» Try it:
Return every record in full. Match each one exactly.

++++++++

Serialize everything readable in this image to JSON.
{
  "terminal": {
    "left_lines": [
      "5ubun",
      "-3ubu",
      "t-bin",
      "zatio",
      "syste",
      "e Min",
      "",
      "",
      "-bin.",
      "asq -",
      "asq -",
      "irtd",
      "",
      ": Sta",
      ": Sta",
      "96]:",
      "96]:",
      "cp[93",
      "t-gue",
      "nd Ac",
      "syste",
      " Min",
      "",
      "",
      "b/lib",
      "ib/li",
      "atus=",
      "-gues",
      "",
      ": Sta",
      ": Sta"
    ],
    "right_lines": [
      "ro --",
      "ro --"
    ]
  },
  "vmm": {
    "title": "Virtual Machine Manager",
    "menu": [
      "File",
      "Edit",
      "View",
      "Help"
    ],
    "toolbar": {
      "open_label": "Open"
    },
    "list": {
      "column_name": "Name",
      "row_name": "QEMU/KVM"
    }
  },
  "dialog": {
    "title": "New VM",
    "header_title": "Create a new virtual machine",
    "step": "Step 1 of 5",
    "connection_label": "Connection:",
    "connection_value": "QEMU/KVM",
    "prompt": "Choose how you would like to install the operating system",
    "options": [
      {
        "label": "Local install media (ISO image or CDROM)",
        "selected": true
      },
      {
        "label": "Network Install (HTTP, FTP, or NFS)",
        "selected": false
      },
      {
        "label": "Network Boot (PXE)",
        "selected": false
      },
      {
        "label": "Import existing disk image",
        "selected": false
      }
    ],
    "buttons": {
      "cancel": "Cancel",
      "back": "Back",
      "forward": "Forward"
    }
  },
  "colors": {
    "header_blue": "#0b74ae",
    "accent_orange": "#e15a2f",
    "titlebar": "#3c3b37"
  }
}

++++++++

» Finished exercise:
Serialize everything readable in this image to JSON.
{
  "terminal": {
    "left_lines": [
      "5ubun",
      "-3ubu",
      "t-bin",
      "zatio",
      "syste",
      "e Min",
      "",
      "",
      "-bin.",
      "asq -",
      "asq -",
      "irtd",
      "",
      ": Sta",
      ": Sta",
      "96]:",
      "96]:",
      "cp[93",
      "t-gue",
      "nd Ac",
      "syste",
      " Min",
      "",
      "",
      "b/lib",
      "ib/li",
      "atus=",
      "-gues",
      "",
      ": Sta",
      ": Sta"
    ],
    "right_lines": [
      "ro --",
      "ro --"
    ]
  },
  "vmm": {
    "title": "Virtual Machine Manager",
    "menu": [
      "File",
      "Edit",
      "View",
      "Help"
    ],
    "toolbar": {
      "open_label": "Open"
    },
    "list": {
      "column_name": "Name",
      "row_name": "QEMU/KVM"
    }
  },
  "dialog": {
    "title": "New VM",
    "header_title": "Create a new virtual machine",
    "step": "Step 1 of 5",
    "connection_label": "Connection:",
    "connection_value": "QEMU/KVM",
    "prompt": "Choose how you would like to install the operating system",
    "options": [
      {
        "label": "Local install media (ISO image or CDROM)",
        "selected": true
      },
      {
        "label": "Network Install (HTTP, FTP, or NFS)",
        "selected": false
      },
      {
        "label": "Network Boot (PXE)",
        "selected": false
      },
      {
        "label": "Import existing disk image",
        "selected": false
      }
    ],
    "buttons": {
      "cancel": "Cancel",
      "back": "Back",
      "forward": "Forward"
    }
  },
  "colors": {
    "header_blue": "#0b74ae",
    "accent_orange": "#e15a2f",
    "titlebar": "#3c3b37"
  }
}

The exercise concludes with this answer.